■ **DATASET RECORDS**
______________________________

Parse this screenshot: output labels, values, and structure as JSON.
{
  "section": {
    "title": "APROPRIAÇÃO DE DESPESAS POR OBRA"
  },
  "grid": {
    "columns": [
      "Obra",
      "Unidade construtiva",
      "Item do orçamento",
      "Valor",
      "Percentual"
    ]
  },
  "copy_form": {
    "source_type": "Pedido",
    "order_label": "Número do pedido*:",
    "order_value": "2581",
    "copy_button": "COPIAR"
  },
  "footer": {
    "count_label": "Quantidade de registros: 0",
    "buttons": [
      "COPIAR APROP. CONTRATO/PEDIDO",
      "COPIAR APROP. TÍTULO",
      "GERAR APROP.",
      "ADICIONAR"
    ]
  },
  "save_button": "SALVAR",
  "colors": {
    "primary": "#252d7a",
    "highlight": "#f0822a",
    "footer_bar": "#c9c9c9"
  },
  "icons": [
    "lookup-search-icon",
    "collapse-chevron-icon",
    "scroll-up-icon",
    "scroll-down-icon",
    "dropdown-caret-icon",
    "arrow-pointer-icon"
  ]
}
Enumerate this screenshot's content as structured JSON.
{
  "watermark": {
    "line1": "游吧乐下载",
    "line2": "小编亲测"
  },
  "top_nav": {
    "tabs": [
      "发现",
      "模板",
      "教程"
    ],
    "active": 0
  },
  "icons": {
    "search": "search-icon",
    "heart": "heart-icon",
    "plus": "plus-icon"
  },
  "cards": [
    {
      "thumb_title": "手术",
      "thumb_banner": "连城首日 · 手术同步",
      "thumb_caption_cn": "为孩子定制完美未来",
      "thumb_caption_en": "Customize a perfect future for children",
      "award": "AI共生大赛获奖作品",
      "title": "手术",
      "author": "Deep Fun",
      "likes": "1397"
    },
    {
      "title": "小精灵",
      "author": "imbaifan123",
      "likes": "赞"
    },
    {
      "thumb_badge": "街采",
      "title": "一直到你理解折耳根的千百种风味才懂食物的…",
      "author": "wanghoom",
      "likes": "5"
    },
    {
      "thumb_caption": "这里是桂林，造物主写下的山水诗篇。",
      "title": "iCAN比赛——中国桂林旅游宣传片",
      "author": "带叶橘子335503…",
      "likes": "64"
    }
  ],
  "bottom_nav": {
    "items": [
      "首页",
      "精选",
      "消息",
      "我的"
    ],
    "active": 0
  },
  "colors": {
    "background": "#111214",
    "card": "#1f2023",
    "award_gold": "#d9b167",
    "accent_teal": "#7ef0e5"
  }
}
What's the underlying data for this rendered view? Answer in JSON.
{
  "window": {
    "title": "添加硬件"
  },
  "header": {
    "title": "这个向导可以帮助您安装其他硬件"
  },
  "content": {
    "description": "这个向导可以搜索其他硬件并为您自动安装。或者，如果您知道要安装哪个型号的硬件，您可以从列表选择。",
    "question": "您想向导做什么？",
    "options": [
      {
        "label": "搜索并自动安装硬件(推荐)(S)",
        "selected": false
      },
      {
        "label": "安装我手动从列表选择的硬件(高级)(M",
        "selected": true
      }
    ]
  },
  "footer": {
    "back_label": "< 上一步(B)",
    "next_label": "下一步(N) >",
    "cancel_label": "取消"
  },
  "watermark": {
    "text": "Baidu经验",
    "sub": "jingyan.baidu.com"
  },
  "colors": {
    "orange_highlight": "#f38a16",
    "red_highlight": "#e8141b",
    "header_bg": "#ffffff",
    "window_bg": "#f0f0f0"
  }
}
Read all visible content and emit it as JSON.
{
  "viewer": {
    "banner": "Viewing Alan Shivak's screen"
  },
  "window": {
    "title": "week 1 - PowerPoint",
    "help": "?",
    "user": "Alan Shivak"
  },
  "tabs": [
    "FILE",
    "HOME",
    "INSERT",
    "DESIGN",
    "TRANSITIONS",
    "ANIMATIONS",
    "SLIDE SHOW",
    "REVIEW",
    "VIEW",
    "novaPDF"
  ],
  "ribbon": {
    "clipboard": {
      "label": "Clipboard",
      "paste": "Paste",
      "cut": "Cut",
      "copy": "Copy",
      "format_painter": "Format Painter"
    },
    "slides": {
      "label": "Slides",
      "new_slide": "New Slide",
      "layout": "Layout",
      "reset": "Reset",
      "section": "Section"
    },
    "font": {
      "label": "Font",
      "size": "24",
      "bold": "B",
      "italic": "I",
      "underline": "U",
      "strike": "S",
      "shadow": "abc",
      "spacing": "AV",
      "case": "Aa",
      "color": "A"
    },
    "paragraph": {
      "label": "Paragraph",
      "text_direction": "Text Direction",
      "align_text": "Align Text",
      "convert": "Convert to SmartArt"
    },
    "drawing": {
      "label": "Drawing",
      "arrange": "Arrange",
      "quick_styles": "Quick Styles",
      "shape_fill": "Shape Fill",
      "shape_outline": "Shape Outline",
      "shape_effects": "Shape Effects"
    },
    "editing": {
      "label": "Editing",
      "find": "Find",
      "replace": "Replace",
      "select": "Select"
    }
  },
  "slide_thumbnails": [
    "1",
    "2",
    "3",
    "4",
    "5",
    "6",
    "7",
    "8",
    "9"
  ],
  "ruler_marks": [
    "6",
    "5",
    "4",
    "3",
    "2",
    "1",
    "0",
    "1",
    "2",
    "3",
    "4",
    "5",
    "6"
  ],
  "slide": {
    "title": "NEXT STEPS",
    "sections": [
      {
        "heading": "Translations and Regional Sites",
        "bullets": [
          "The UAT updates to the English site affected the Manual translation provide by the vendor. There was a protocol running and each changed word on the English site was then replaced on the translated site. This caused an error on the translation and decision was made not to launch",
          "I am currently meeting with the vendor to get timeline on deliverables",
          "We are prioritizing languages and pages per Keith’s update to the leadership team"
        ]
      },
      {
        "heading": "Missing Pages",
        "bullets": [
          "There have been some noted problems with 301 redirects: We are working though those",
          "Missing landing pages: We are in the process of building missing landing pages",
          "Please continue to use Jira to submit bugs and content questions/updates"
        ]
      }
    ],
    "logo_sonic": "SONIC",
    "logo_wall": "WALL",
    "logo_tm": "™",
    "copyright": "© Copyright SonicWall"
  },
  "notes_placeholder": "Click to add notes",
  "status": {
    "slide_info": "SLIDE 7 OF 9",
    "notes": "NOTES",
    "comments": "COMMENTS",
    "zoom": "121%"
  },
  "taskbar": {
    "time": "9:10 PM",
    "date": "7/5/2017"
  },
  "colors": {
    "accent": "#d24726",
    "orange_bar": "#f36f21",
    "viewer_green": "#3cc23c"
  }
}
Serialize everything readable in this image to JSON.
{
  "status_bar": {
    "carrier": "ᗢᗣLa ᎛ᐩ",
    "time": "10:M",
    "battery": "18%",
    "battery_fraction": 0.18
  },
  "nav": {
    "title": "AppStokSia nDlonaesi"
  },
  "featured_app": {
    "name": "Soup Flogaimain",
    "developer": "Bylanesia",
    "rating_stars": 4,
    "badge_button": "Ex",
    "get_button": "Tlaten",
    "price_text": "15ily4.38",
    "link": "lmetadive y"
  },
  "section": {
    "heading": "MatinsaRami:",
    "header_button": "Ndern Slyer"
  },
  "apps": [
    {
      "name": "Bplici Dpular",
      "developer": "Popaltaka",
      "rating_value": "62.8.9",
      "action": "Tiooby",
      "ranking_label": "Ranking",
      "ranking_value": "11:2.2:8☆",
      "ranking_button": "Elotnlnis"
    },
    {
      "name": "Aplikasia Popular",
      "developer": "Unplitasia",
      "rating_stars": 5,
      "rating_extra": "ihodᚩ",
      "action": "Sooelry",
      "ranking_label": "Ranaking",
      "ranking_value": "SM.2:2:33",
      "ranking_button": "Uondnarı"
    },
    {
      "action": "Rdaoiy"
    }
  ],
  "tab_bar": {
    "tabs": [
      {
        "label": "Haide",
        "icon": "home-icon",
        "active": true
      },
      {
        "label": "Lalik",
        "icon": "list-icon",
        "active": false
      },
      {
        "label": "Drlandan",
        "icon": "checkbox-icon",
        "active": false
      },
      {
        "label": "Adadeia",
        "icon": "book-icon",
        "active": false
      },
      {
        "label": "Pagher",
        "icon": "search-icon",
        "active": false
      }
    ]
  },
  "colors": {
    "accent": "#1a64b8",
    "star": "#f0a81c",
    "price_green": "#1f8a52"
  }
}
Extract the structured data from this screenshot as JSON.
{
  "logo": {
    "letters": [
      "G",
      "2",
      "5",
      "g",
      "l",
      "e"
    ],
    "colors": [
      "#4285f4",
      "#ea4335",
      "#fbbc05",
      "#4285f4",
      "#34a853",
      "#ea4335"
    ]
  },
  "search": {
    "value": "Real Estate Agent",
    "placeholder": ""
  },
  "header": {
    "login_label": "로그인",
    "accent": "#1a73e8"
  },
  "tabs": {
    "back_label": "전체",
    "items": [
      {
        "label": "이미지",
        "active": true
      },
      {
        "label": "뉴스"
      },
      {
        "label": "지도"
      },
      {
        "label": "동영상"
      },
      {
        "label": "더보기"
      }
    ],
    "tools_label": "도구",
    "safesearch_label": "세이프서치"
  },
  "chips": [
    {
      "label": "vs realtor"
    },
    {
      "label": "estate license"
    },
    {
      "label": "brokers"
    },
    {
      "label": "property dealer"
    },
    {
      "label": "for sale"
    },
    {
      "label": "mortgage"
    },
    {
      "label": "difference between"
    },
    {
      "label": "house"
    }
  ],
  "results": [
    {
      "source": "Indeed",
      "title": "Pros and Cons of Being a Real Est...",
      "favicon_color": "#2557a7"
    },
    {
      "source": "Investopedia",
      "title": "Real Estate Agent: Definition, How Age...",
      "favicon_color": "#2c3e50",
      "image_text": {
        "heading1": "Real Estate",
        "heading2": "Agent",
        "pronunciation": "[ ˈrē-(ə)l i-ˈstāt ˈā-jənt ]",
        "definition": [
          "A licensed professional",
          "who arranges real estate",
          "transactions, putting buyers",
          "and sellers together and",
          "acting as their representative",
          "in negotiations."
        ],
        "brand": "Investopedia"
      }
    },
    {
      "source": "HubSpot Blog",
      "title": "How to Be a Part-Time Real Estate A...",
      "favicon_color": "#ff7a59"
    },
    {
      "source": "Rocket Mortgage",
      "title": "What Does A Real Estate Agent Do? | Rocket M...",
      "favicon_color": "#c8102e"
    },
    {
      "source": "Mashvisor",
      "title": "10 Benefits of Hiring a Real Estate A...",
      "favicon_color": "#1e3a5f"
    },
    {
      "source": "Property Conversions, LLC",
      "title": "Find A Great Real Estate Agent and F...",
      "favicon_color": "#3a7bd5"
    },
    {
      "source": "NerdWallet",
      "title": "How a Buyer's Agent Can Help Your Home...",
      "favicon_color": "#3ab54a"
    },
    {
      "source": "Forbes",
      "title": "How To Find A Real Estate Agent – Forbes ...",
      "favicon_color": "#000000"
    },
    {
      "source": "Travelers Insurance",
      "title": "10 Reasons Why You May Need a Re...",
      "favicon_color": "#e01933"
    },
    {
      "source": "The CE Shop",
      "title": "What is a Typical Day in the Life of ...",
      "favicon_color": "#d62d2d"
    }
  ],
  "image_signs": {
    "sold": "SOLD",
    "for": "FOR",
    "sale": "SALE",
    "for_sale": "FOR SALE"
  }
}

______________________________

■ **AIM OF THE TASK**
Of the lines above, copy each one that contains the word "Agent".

■ **REPLY**
    "value": "Real Estate Agent",
      "title": "Real Estate Agent: Definition, How Age...",
        "heading2": "Agent",
      "title": "What Does A Real Estate Agent Do? | Rocket M...",
      "title": "Find A Great Real Estate Agent and F...",
      "title": "How a Buyer's Agent Can Help Your Home...",
      "title": "How To Find A Real Estate Agent – Forbes ...",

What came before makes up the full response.